<unp:UnpBootRichTextEditor fieldname=”Body”></unp:UnpBootRichTextEditor>
</div>
</div>
</xp:panel>
</xp:this.facets>
</unp:UnpBootFormEditor>

Notes:

  • For the viewxpagename property I have chosen the UnpMain.xsp Xpage, this is the XPage to open after saving the document. Normally this would be the same as the current XPage.
  • The date field is bound to a date-picker.
  • For the rich text field I included a UnpBootRichTextEditor custom control. This will give the field some edit options.

Below is an example of the result. As you can see I did not at so many bells & whistles to the form editor (yet) to improve usability:

unpl_newentrydate

Step: Create the categorized content list

Can you imagine a Notes application without a categorized view? Probably not. In XControls you seem to have 2 options:

  • A flat list.
  • An accordion list.

A flat list for categorization, really?

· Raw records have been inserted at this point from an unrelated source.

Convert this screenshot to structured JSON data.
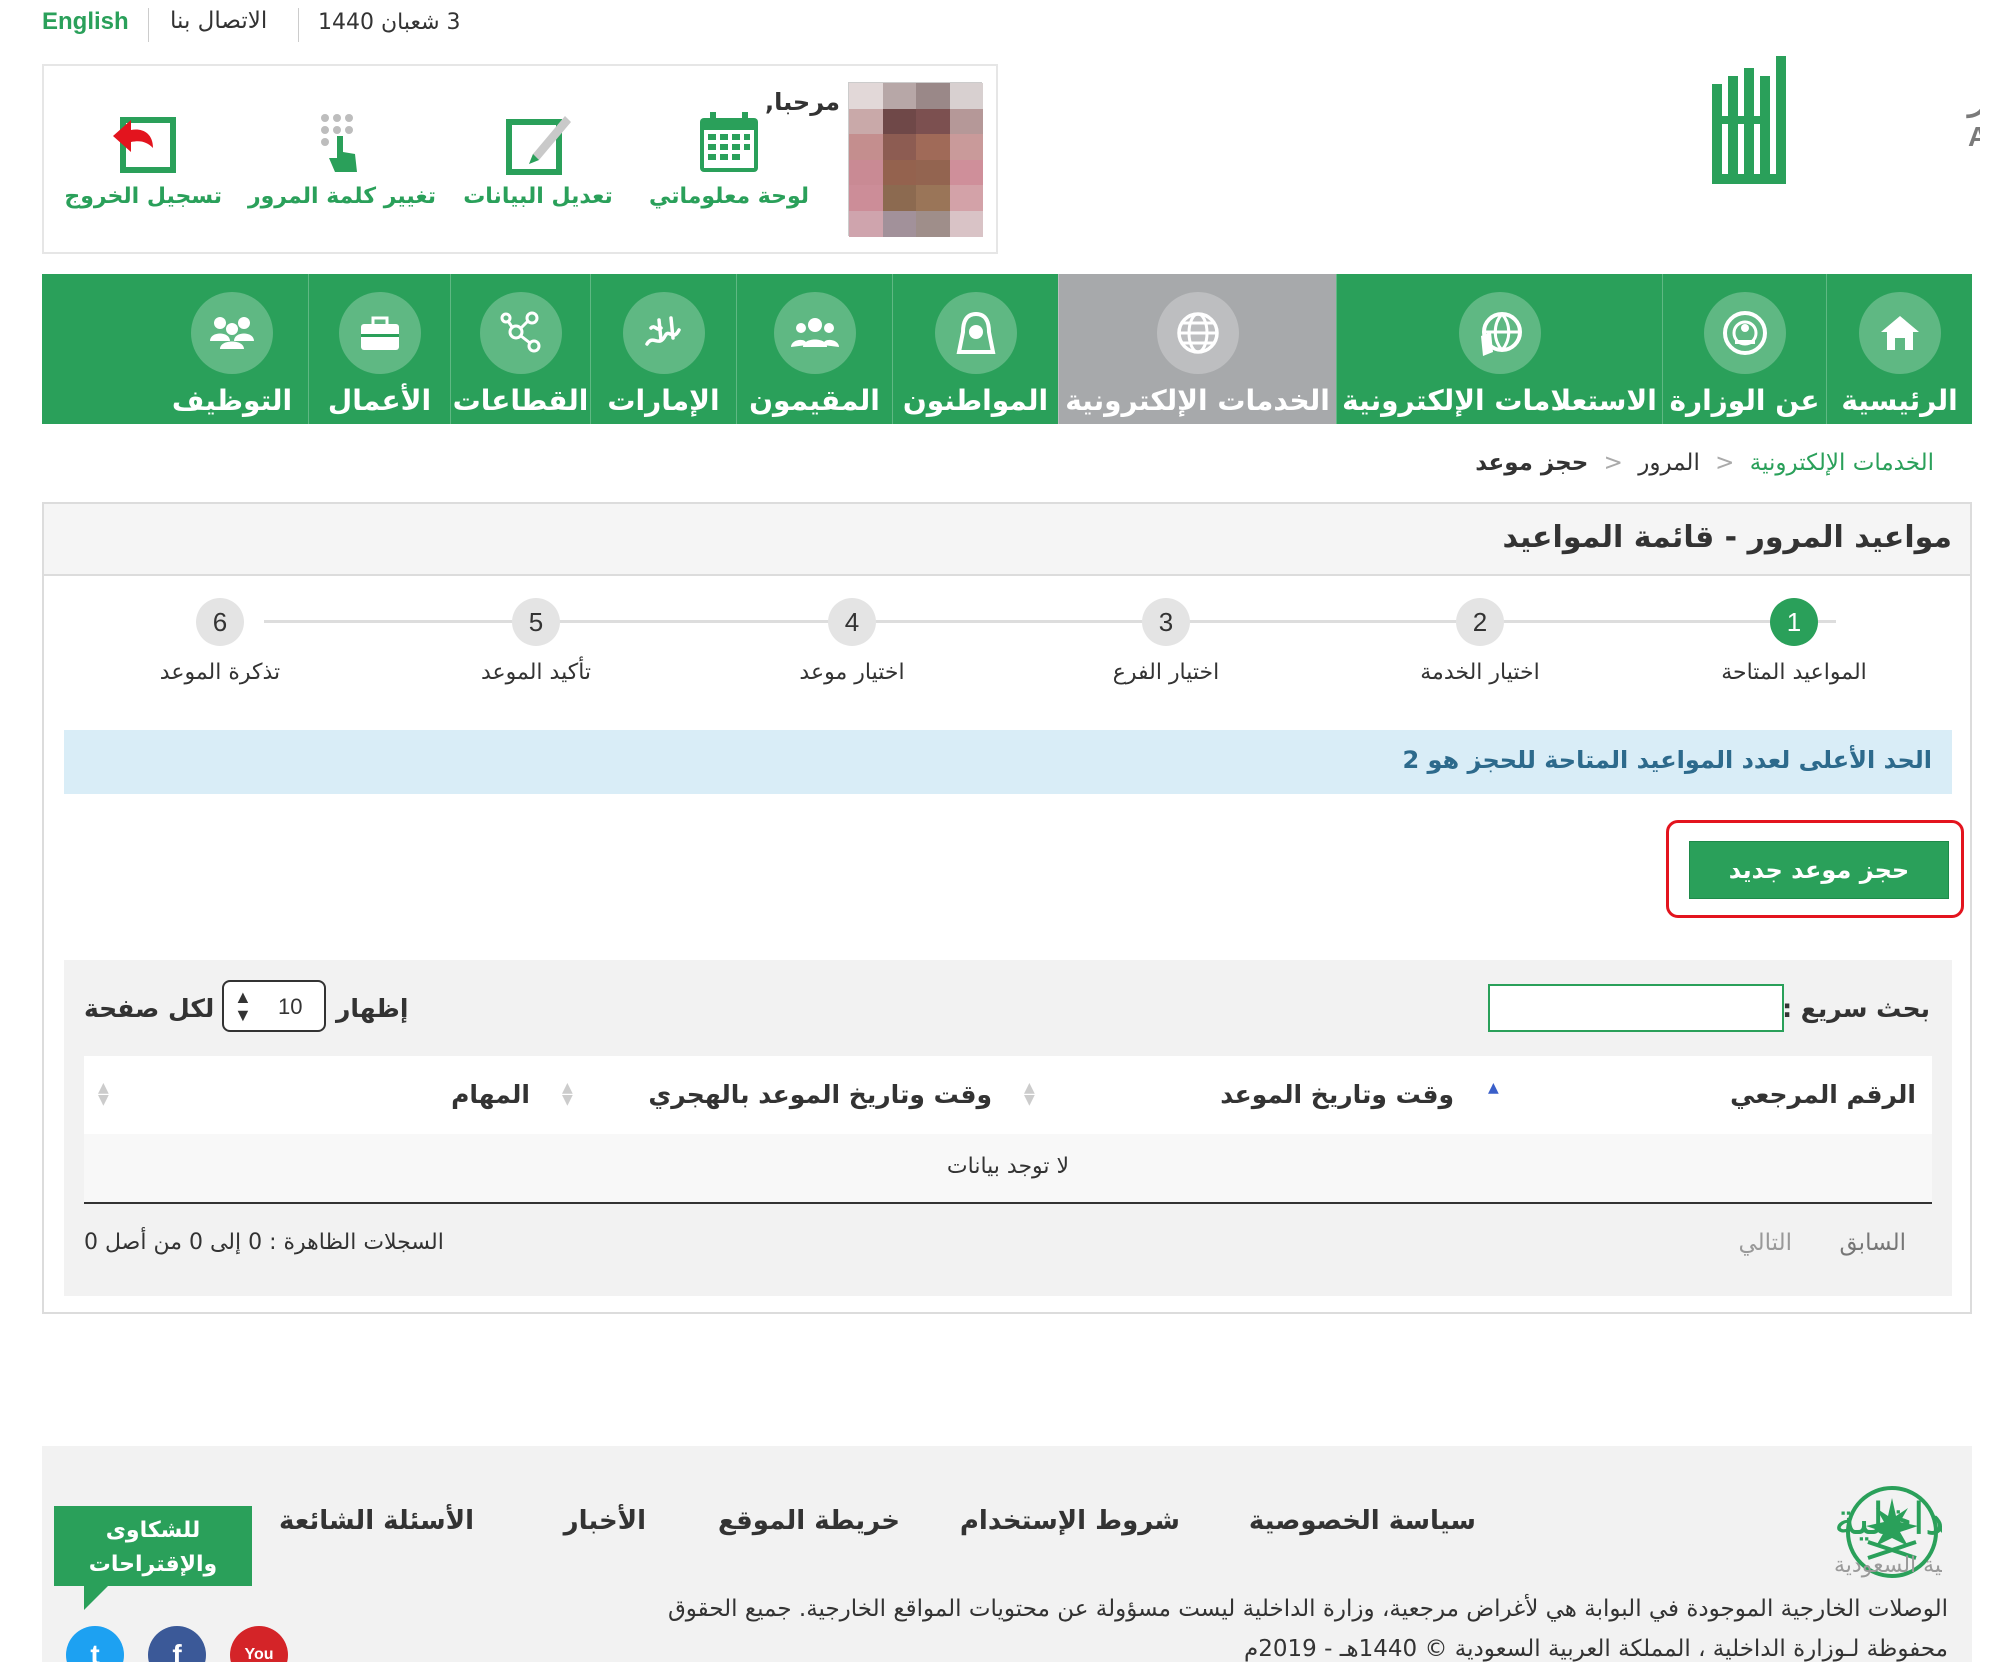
{
  "topbar": {
    "english": "English",
    "contact": "الاتصال بنا",
    "date": "3 شعبان 1440"
  },
  "user": {
    "greeting": "مرحبا,",
    "actions": [
      {
        "label": "لوحة معلوماتي",
        "icon": "calendar-dashboard-icon"
      },
      {
        "label": "تعديل البيانات",
        "icon": "edit-pencil-icon"
      },
      {
        "label": "تغيير كلمة المرور",
        "icon": "keypad-touch-icon"
      },
      {
        "label": "تسجيل الخروج",
        "icon": "logout-arrow-icon"
      }
    ]
  },
  "logo": {
    "arabic": "أبشر",
    "latin": "ABSHER"
  },
  "nav": [
    {
      "label": "الرئيسية",
      "icon": "home-icon"
    },
    {
      "label": "عن الوزارة",
      "icon": "ministry-emblem-icon"
    },
    {
      "label": "الاستعلامات الإلكترونية",
      "icon": "globe-map-icon"
    },
    {
      "label": "الخدمات الإلكترونية",
      "icon": "globe-icon",
      "active": true
    },
    {
      "label": "المواطنون",
      "icon": "citizen-icon"
    },
    {
      "label": "المقيمون",
      "icon": "people-group-icon"
    },
    {
      "label": "الإمارات",
      "icon": "emirates-calligraphy-icon"
    },
    {
      "label": "القطاعات",
      "icon": "network-nodes-icon"
    },
    {
      "label": "الأعمال",
      "icon": "briefcase-icon"
    },
    {
      "label": "التوظيف",
      "icon": "team-icon"
    }
  ],
  "breadcrumb": {
    "level1": "الخدمات الإلكترونية",
    "level2": "المرور",
    "level3": "حجز موعد",
    "chevron": "<"
  },
  "panel": {
    "title": "مواعيد المرور - قائمة المواعيد",
    "steps": [
      {
        "num": "1",
        "label": "المواعيد المتاحة",
        "active": true
      },
      {
        "num": "2",
        "label": "اختيار الخدمة"
      },
      {
        "num": "3",
        "label": "اختيار الفرع"
      },
      {
        "num": "4",
        "label": "اختيار موعد"
      },
      {
        "num": "5",
        "label": "تأكيد الموعد"
      },
      {
        "num": "6",
        "label": "تذكرة الموعد"
      }
    ],
    "notice": "الحد الأعلى لعدد المواعيد المتاحة للحجز هو 2",
    "book_button": "حجز موعد جديد"
  },
  "table": {
    "search_label": "بحث سريع :",
    "show_label": "إظهار",
    "per_page_label": "لكل صفحة",
    "page_length": "10",
    "columns": [
      "الرقم المرجعي",
      "وقت وتاريخ الموعد",
      "وقت وتاريخ الموعد بالهجري",
      "المهام"
    ],
    "empty": "لا توجد بيانات",
    "info": "السجلات الظاهرة : 0 إلى 0 من أصل 0",
    "prev": "السابق",
    "next": "التالي"
  },
  "footer": {
    "moi_name": "وزارة الداخلية",
    "moi_sub": "المملكة العربية السعودية",
    "links": [
      "سياسة الخصوصية",
      "شروط الإستخدام",
      "خريطة الموقع",
      "الأخبار",
      "الأسئلة الشائعة"
    ],
    "complaints": [
      "للشكاوى",
      "والإقتراحات"
    ],
    "copy1": "الوصلات الخارجية الموجودة في البوابة هي لأغراض مرجعية، وزارة الداخلية ليست مسؤولة عن محتويات المواقع الخارجية. جميع الحقوق",
    "copy2": "محفوظة لـوزارة الداخلية ، المملكة العربية السعودية © 1440هـ - 2019م",
    "social": [
      {
        "name": "youtube",
        "label": "You",
        "color": "#d42428"
      },
      {
        "name": "facebook",
        "label": "f",
        "color": "#3b5998"
      },
      {
        "name": "twitter",
        "label": "t",
        "color": "#1da1f2"
      }
    ]
  }
}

If you bind the UnpBootFlatView custom control to a categorized view as in the example below, the categorized view will be displayed as a flat list, but with documents/entries grouped in the provided categories:

<unp:UnpBootFlatView title=”Entries By Category”
summarycolumn=”$52″ viewname=”By Category” numberofrows=”20″
ajaxload=”Yes” detailcolumn=”$44″ xpagedoc=”vwCategory.xsp”
newlink=”entry.xsp” footertext=”A Flat List but with Categories :-?”>
</unp:UnpBootFlatView>

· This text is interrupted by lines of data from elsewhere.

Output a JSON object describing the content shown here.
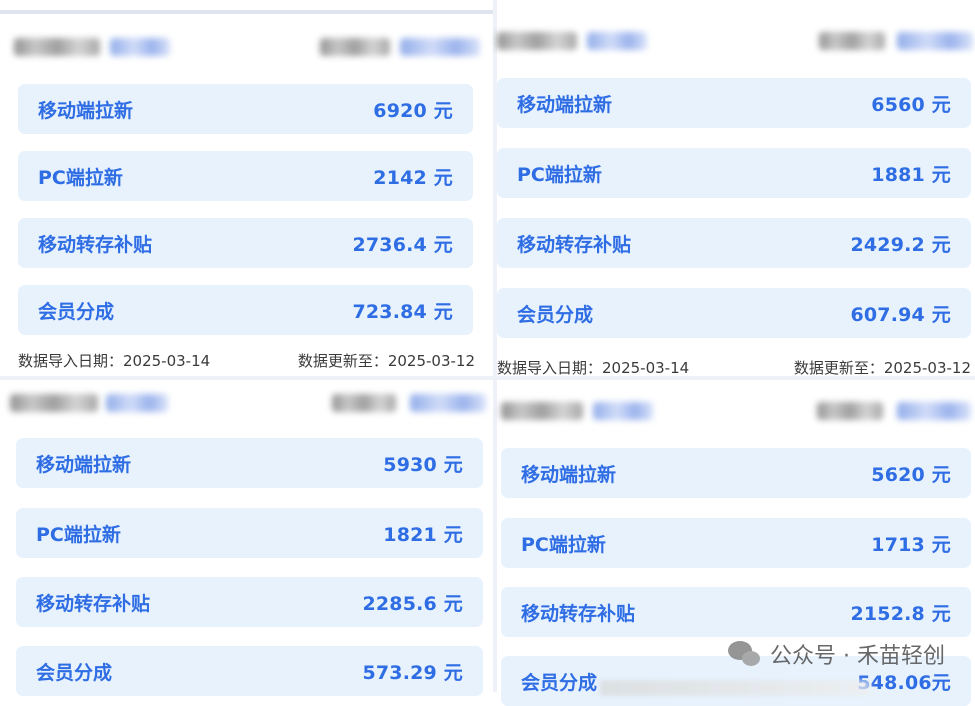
{
  "panels": [
    {
      "rows": [
        {
          "label": "移动端拉新",
          "value": "6920 元"
        },
        {
          "label": "PC端拉新",
          "value": "2142 元"
        },
        {
          "label": "移动转存补贴",
          "value": "2736.4 元"
        },
        {
          "label": "会员分成",
          "value": "723.84 元"
        }
      ],
      "footer": {
        "import_date": "数据导入日期：2025-03-14",
        "updated_to": "数据更新至：2025-03-12"
      }
    },
    {
      "rows": [
        {
          "label": "移动端拉新",
          "value": "6560 元"
        },
        {
          "label": "PC端拉新",
          "value": "1881 元"
        },
        {
          "label": "移动转存补贴",
          "value": "2429.2 元"
        },
        {
          "label": "会员分成",
          "value": "607.94 元"
        }
      ],
      "footer": {
        "import_date": "数据导入日期：2025-03-14",
        "updated_to": "数据更新至：2025-03-12"
      }
    },
    {
      "rows": [
        {
          "label": "移动端拉新",
          "value": "5930 元"
        },
        {
          "label": "PC端拉新",
          "value": "1821 元"
        },
        {
          "label": "移动转存补贴",
          "value": "2285.6 元"
        },
        {
          "label": "会员分成",
          "value": "573.29 元"
        }
      ]
    },
    {
      "rows": [
        {
          "label": "移动端拉新",
          "value": "5620 元"
        },
        {
          "label": "PC端拉新",
          "value": "1713 元"
        },
        {
          "label": "移动转存补贴",
          "value": "2152.8 元"
        },
        {
          "label": "会员分成",
          "value": "548.06元"
        }
      ]
    }
  ],
  "watermark": {
    "text": "公众号 · 禾苗轻创",
    "icon": "wechat-icon"
  },
  "colors": {
    "row_bg": "#e7f2fd",
    "accent": "#2f6de4"
  }
}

Below is an example of the result:

unplflatlistcategorized

Accordion list

However, if you want to apply a collapsible Notes-a-like feature, you can choose the UnpBootAccordion custom control to provide an Accordion list.

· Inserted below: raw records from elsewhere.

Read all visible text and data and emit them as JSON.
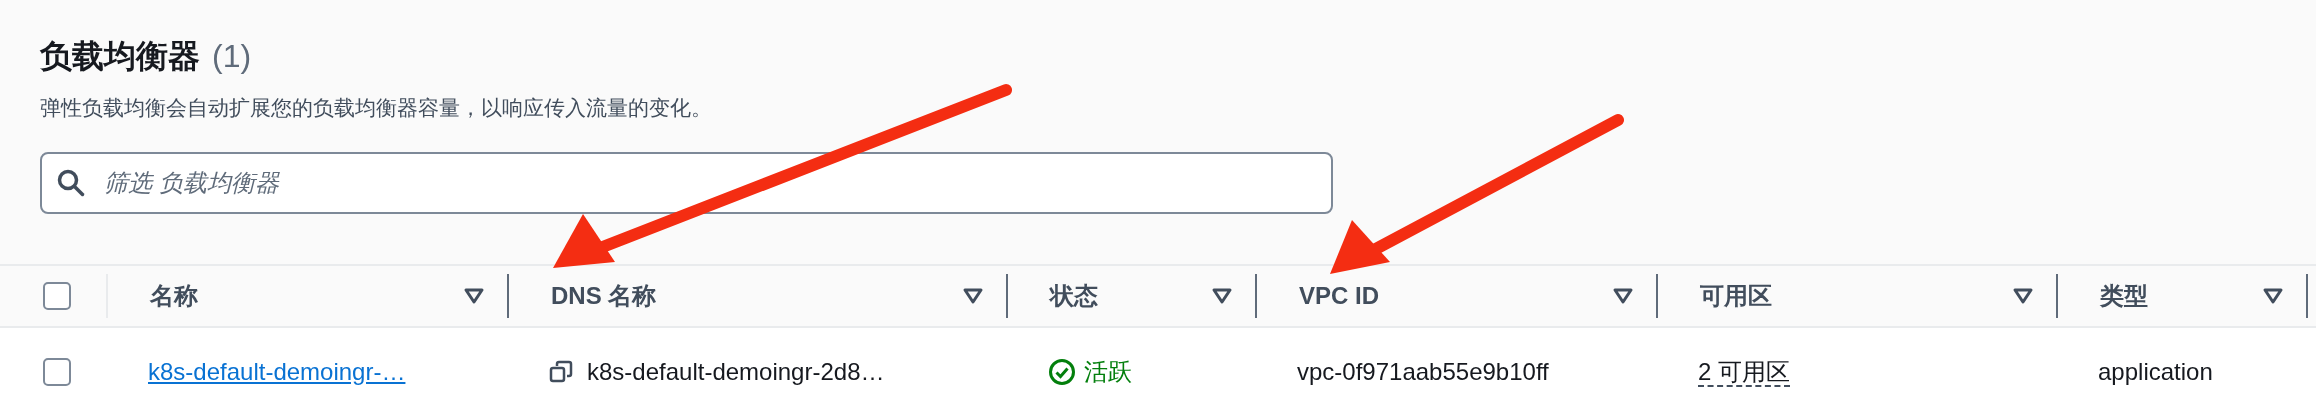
{
  "header": {
    "title": "负载均衡器",
    "count": "(1)",
    "description": "弹性负载均衡会自动扩展您的负载均衡器容量，以响应传入流量的变化。"
  },
  "search": {
    "placeholder": "筛选 负载均衡器"
  },
  "table": {
    "select_all": {
      "checked": false
    },
    "columns": [
      {
        "label": "名称"
      },
      {
        "label": "DNS 名称"
      },
      {
        "label": "状态"
      },
      {
        "label": "VPC ID"
      },
      {
        "label": "可用区"
      },
      {
        "label": "类型"
      }
    ],
    "rows": [
      {
        "checked": false,
        "name": "k8s-default-demoingr-…",
        "dns": "k8s-default-demoingr-2d8…",
        "status": {
          "text": "活跃",
          "kind": "active"
        },
        "vpc": "vpc-0f971aab55e9b10ff",
        "zones": "2 可用区",
        "type": "application"
      }
    ]
  }
}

<unp:UnpBootAccordionView title=”Dates” summarycolumn=”$39″
viewname=”By Diary Date” expandfirstcategory=”no” ajaxload=”Yes”
loaddocumenttarget=”doccontent” detailcolumn=”$44″
xpagedoc=”vwEntryDate.xsp” newdatatarget=”#editModal”
newlink=”entry.xsp”>
<unp:this.footertext><![CDATA[#{javascript:var date = @Date(@Today());
return “Today is: ” + date.toDateString()}]]></unp:this.footertext>
</unp:UnpBootAccordionView>

Below is an example of the result:

unplaccordion

The ‘categories’ are collapsible. Note that I had to modify the column value for the date: @Text(DiaryDate).

unplaccordioncollapsed

Summary

So far my initial review took. It seems fair enough to say that XControls enables you to deliver a dual pane cards-based UI for your Notes application without too much amount of development time.

I did explore many other features the framework offers (calendaring, carousels, charts) but it is definitely an OpenNTF project to keep an eye on. Especially if you are not capable of running a full blown solution like Worklight or you want to test early feedback for delivering existing Notes applications to mobile devices.